A new paper on cybersecurity was released this month by the Atlantic Council. The paper argues for a fundamental reimagining of effective cybersecurity, and predicts the government will fail to protect this country if not aided by “nonstate actors.”
As reported by FCW, the paper’s author calls for a reimaging of what effective cybersecurity should look like. Jason Healey, a senior fellow at the Atlantic Council and the former director of cyber infrastructure protection at the White House, calls for government to break out of a no-win status quo that gives all the advantage to attackers:
“In his paper titled “A Nonstate Strategy for Saving Cybersecurity,” Healey wrote that thinking about cybersecurity suffers from fundamental misunderstandings of the dynamics of cyber conflict. As our dependence on cyberspace continues to grow, he posits, ‘the only way to ensure cyberspace remains as free, resilient, secure, and awesome for future generations is to flip the historic relationship between attackers and defenders of the Internet,’ in which attackers have had the advantage.”

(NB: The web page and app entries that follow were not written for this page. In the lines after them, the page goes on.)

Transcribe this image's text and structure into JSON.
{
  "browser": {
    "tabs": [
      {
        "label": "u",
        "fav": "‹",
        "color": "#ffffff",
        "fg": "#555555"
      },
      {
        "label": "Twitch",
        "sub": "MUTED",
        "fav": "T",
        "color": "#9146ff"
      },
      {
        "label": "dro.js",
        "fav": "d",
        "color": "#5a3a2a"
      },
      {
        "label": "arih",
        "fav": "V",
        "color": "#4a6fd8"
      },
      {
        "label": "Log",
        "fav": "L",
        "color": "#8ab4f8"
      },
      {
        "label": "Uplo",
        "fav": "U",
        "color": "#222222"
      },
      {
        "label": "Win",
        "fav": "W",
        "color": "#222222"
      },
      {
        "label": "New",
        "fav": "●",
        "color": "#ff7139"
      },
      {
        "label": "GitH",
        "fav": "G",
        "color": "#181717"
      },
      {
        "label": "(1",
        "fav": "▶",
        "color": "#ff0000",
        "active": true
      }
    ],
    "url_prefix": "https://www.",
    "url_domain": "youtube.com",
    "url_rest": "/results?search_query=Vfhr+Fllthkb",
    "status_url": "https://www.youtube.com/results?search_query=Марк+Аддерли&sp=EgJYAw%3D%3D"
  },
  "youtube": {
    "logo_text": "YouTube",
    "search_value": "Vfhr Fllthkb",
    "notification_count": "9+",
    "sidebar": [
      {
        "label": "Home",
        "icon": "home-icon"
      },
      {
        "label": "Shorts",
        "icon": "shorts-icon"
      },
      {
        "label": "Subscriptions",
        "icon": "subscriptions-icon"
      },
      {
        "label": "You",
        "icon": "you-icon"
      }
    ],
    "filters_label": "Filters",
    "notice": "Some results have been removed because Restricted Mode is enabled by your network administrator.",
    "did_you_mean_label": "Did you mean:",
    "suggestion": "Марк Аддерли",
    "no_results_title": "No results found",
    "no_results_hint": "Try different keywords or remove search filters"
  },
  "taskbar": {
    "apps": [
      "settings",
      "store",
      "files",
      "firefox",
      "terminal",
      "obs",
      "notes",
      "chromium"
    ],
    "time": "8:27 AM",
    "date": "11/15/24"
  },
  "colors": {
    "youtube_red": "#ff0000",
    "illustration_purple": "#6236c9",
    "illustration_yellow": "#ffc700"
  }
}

Healey also talks about how the incoming Trump Administration should issue an over-arching national strategy for cybersecurity, making an effective defense easier to accomplish for agencies. While that is a critical piece, he also urged the government to reach out to other cybersecurity experts:
“To successfully enact and achieve this defense-first strategy, Healey stipulates that nonstate participants must include independent security researchers, cybersecurity companies, major technology companies, and volunteer response groups that extend beyond industry. ‘Few, if any, major internet crises have ever been decisively resolved by any government,’ he wrote. ‘Wherever possible, solutions to governance, regulation, protection and response must stem from this core’ of nonstate actors.”
Of course, government needs to continue to play a critical role in cybersecurity, and will retain ultimate authority for the nation’s cyber defense. Healey said he hopes that President-Elect Trump’s business background makes him more amenable to including commercial actors in cybersecurity policy. Tom Bossert, the incoming homeland security adviser, has been briefed on Healey’s paper and is said to be open to its recommendations.
This paper is part of a growing consensus around the need for new cybersecurity solutions. Early last year GovTransformer wrote about comments made by Phyllis Schneck, deputy undersecretary for cybersecurity and communications at the Department of Homeland Security’s National Protection and Program Directorate. She was candid about the challenges standing in the way of more public/private collaboration:
“It’s very hard for companies to be optically aligned with the U.S. government,” Schneck said at a Cybersecurity Technology Summit hosted by the Washington, D.C. chapter of AFCEA. “But there has never been a more important time to build that trust.”
That sentiment is even more true this year. Twelve months is an eternity when it comes to cybersecurity. Let’s hope progress continues for better cooperation, and the recommendations of Healey’s paper are acted on by the new Administration.